David Estes, the U.S. District Attorney for Southern Georgia, recently bared that the court has handed a 29-month jail sentence to a former pastor for two counts of wire fraud. Estes added that the jail sentence comes with a three-year supervised release clause.

COVID-19 Relief Fraud

Based on the press release by the United States Department of Justice (DOJ), 45-year-old Mack Devon Knight of Stonecrest, Ga., has pleaded guilty to charges of lying to the Small Business Administration (SBA) to secure the COVID-19 relief fund.

The former South Georgia pastor, tax preparer, and mortician admitted to committing wire fraud as part of his plea deal. Knight would have to pay the SBA $149,000 as restitution aside from his jail sentence. 

Additionally, he agreed to forfeit the luxury vehicle he bought with the money from SBA in favor of the federal government.

Based on court records and witness testimonies, the ex-pastor apparently filed for Economic Injury Disaster Loans (EIDLs) with the SBA in February and March last year. Knight falsely claimed that he had several business ventures earning hundreds of thousands of dollars before the onset of the COVID-19 pandemic.

In his court admission, Knight said he knowingly submitted "fictious documents" that duped the SBA into granting him COVID-19 relief money. The former preacher said he gave the SBA an altered bank record and a fake tax document.

Due to Knight's duplicity, the SBA released $149,900 to him. The justice department said the ex-pastor used part of the money to purchase a Mercedes-Benz S-class vehicle. 

Also Read: Jacksonville Judge Denies 3rd Bail Request of Former Pastor Facing Capital Sexual Battery Raps

Fraudsters on the Loose

U.S. District Attorney Estes said that the COVID-19 pandemic became a cash cow for fraudsters like Knight.

"When Congress provided more than $6.5 billion through the Coronavirus Aid, Relief and Security (CARES) Act to help small businesses struggling financially during the pandemic, fraudsters like Mack Knight came out of the woodwork.
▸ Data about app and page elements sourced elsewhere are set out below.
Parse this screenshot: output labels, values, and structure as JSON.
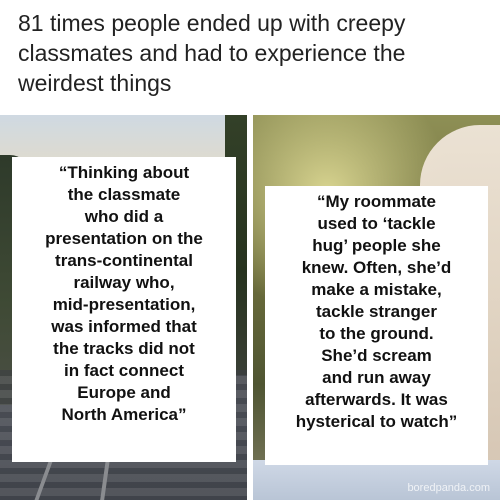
{
  "headline": "81 times people ended up with creepy classmates and had to experience the weirdest things",
  "panels": [
    {
      "quote": "“Thinking about\nthe classmate\nwho did a\npresentation on the\ntrans-continental\nrailway who,\nmid-presentation,\nwas informed that\nthe tracks did not\nin fact connect\nEurope and\nNorth America”",
      "image": "railway-photo"
    },
    {
      "quote": "“My roommate\nused to ‘tackle\nhug’ people she\nknew. Often, she’d\nmake a mistake,\ntackle stranger\nto the ground.\nShe’d scream\nand run away\nafterwards. It was\nhysterical to watch”",
      "image": "person-photo",
      "watermark": "boredpanda.com"
    }
  ]
}
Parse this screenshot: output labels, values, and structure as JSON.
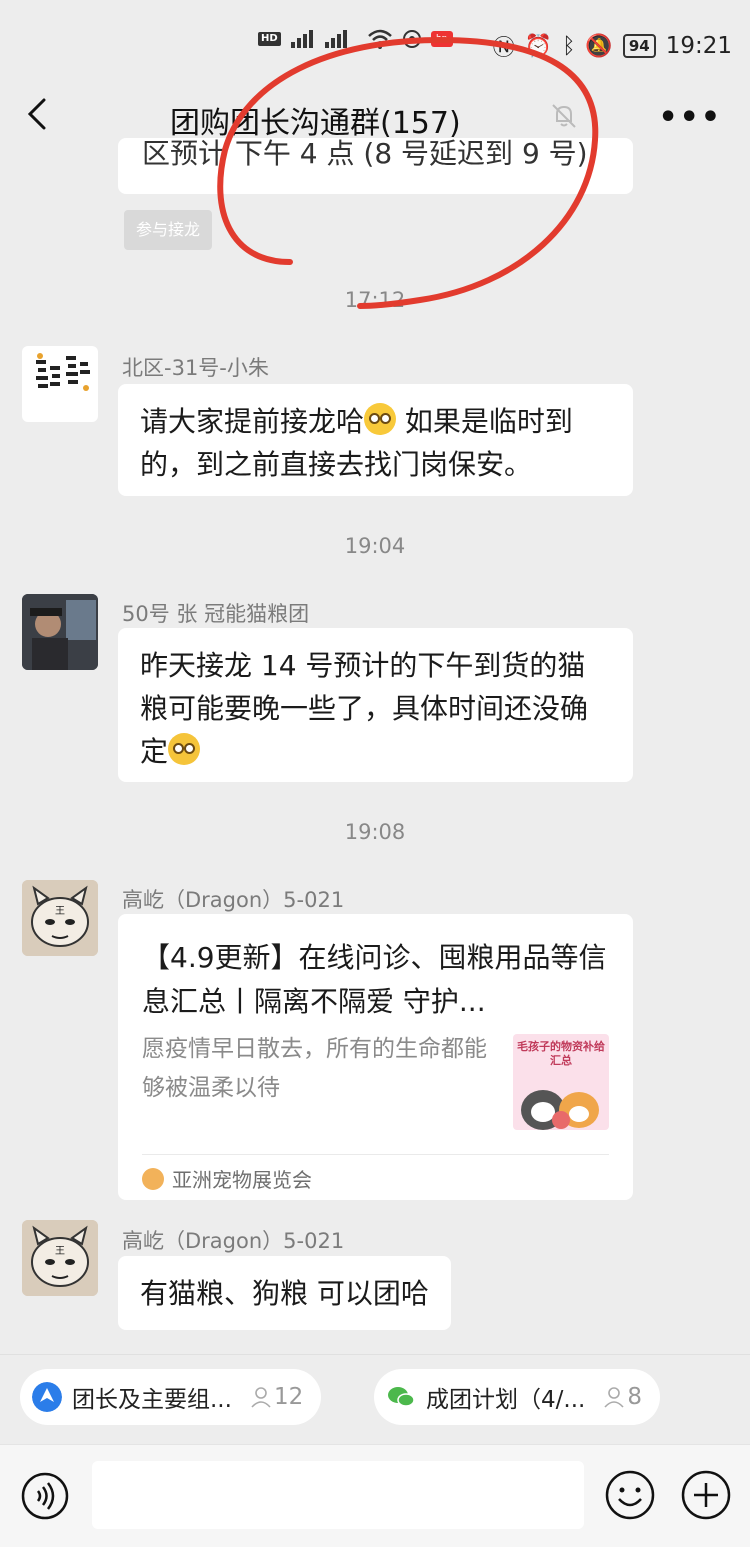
{
  "status_bar": {
    "network_left": "HD 1 4G HD 2",
    "battery": "94",
    "time": "19:21"
  },
  "header": {
    "title": "团购团长沟通群(157)",
    "back_icon": "chevron-left-icon",
    "mute_icon": "bell-off-icon",
    "more_icon": "more-horizontal-icon"
  },
  "chat": {
    "prev_fragment": "区预计 下午 4 点 (8 号延迟到 9 号)",
    "jielong_button": "参与接龙",
    "timestamps": [
      "17:12",
      "19:04",
      "19:08"
    ],
    "messages": [
      {
        "sender": "北区-31号-小朱",
        "text_a": "请大家提前接龙哈",
        "text_b": " 如果是临时到的，到之前直接去找门岗保安。",
        "emoji": "pleading-face"
      },
      {
        "sender": "50号 张 冠能猫粮团",
        "text_a": "昨天接龙 14 号预计的下午到货的猫粮可能要晚一些了，具体时间还没确定",
        "emoji": "sobbing-face"
      },
      {
        "sender": "高屹（Dragon）5-021",
        "card": {
          "title": "【4.9更新】在线问诊、囤粮用品等信息汇总丨隔离不隔爱 守护...",
          "description": "愿疫情早日散去，所有的生命都能够被温柔以待",
          "thumbnail_text": "毛孩子的物资补给汇总",
          "source": "亚洲宠物展览会"
        }
      },
      {
        "sender": "高屹（Dragon）5-021",
        "text_a": "有猫粮、狗粮 可以团哈"
      }
    ]
  },
  "pinned": [
    {
      "label": "团长及主要组...",
      "count": "12",
      "icon_color": "#2b7de9"
    },
    {
      "label": "成团计划（4/...",
      "count": "8",
      "icon_color": "#4cb84c"
    }
  ],
  "input": {
    "placeholder": "",
    "voice_icon": "voice-icon",
    "emoji_icon": "smile-icon",
    "plus_icon": "plus-circle-icon"
  }
}
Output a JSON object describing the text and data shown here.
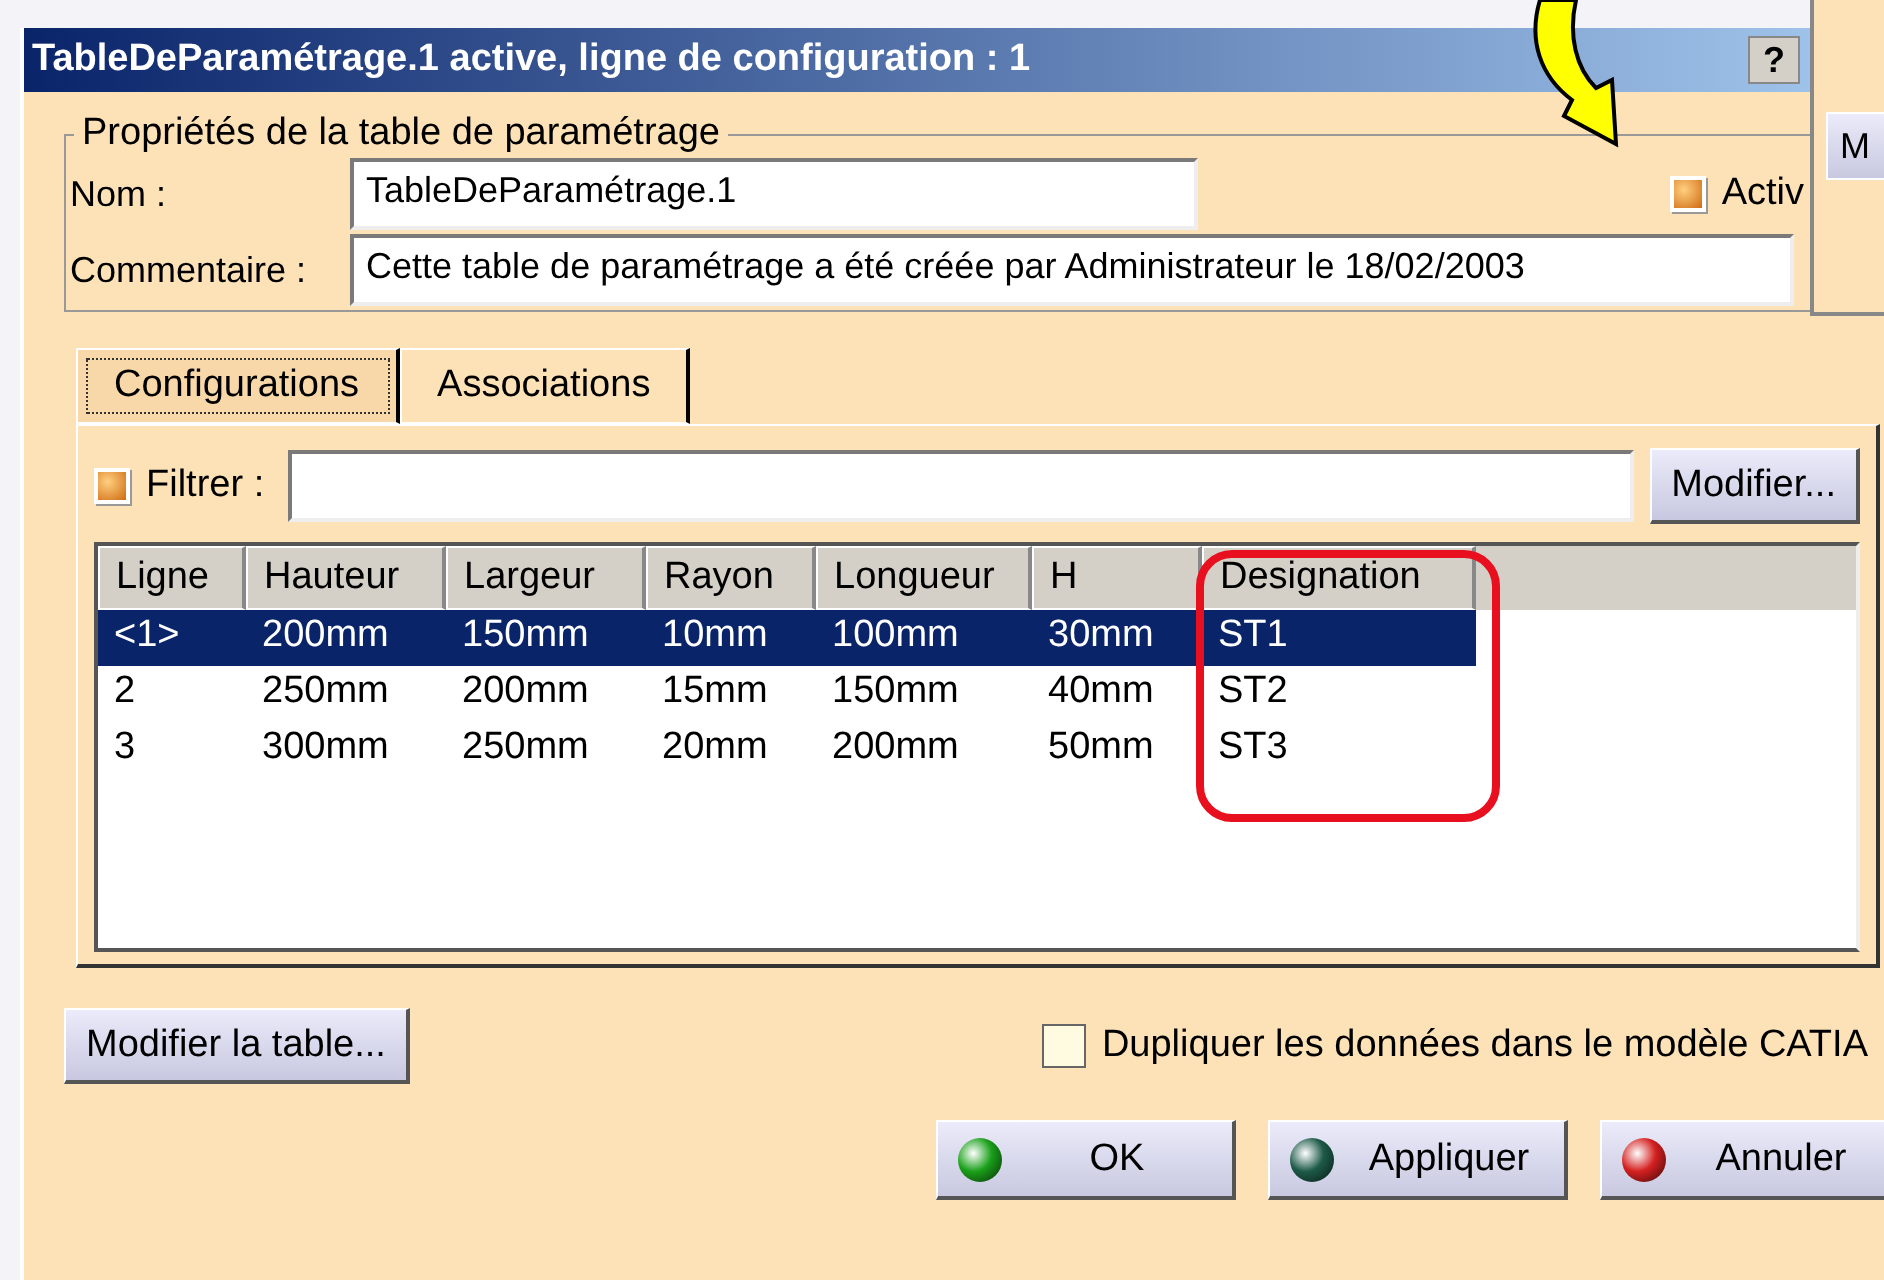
{
  "window": {
    "title": "TableDeParamétrage.1 active, ligne de configuration : 1",
    "help": "?"
  },
  "side_window": {
    "button": "M"
  },
  "properties": {
    "legend": "Propriétés de la table de paramétrage",
    "name_label": "Nom :",
    "name_value": "TableDeParamétrage.1",
    "active": {
      "label": "Activ",
      "checked": true
    },
    "comment_label": "Commentaire :",
    "comment_value": "Cette table de paramétrage a été créée par Administrateur le 18/02/2003"
  },
  "tabs": [
    {
      "label": "Configurations",
      "selected": true
    },
    {
      "label": "Associations",
      "selected": false
    }
  ],
  "filter": {
    "label": "Filtrer :",
    "checked": true,
    "button": "Modifier..."
  },
  "table": {
    "columns": [
      "Ligne",
      "Hauteur",
      "Largeur",
      "Rayon",
      "Longueur",
      "H",
      "Designation"
    ],
    "rows": [
      {
        "cells": [
          "<1>",
          "200mm",
          "150mm",
          "10mm",
          "100mm",
          "30mm",
          "ST1"
        ],
        "selected": true
      },
      {
        "cells": [
          "2",
          "250mm",
          "200mm",
          "15mm",
          "150mm",
          "40mm",
          "ST2"
        ],
        "selected": false
      },
      {
        "cells": [
          "3",
          "300mm",
          "250mm",
          "20mm",
          "200mm",
          "50mm",
          "ST3"
        ],
        "selected": false
      }
    ]
  },
  "edit_table_button": "Modifier la table...",
  "duplicate": {
    "label": "Dupliquer les données dans le modèle CATIA",
    "checked": false
  },
  "buttons": [
    {
      "label": "OK",
      "kind": "ok"
    },
    {
      "label": "Appliquer",
      "kind": "apply"
    },
    {
      "label": "Annuler",
      "kind": "cancel"
    }
  ]
}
With our law enforcement partners, we are identifying and holding accountable these scam artists attempting to steal taxpayer funds," Estes explained in the U.S. DOJ press statement.

The U.S. DOJ press release mentioned that Knight had previously been convicted of fraud crimes at least three times.

FBI Special Agent Keri Farley of the Atlanta Field Office explained that Knight's duplicity "affected every tax-paying citizen," specifically those who actually needed financial aid from the federal government. 

"So many businesses needed federal emergency assistance to stay afloat during the pandemic, and this defendant misdirected hundreds of thousands of dollars of that money to his own pockets," the release quoted Farley saying.

He added that the FBI is bent on sustaining its efforts to guarantee that federal funds are appropriately used.

The U.S. DOJ release said that Assistant U.S. Attorneys E. Greg Gilluly, Jr. and Jonathan Porter handled the government's case against Knight.

The Justice Department urges anyone with information about COVID-19 fraud to contact the National Center for Disaster Fraud hotline at 1-866-750-5721. They may also fill out this form here to report any fraudulent activity involving COVID-19 financial relief. 

Related Article: Brooklyn Police Arrest Controversial Pastor Lamor Whitehead, Parishioner Following Sunday Service's Clash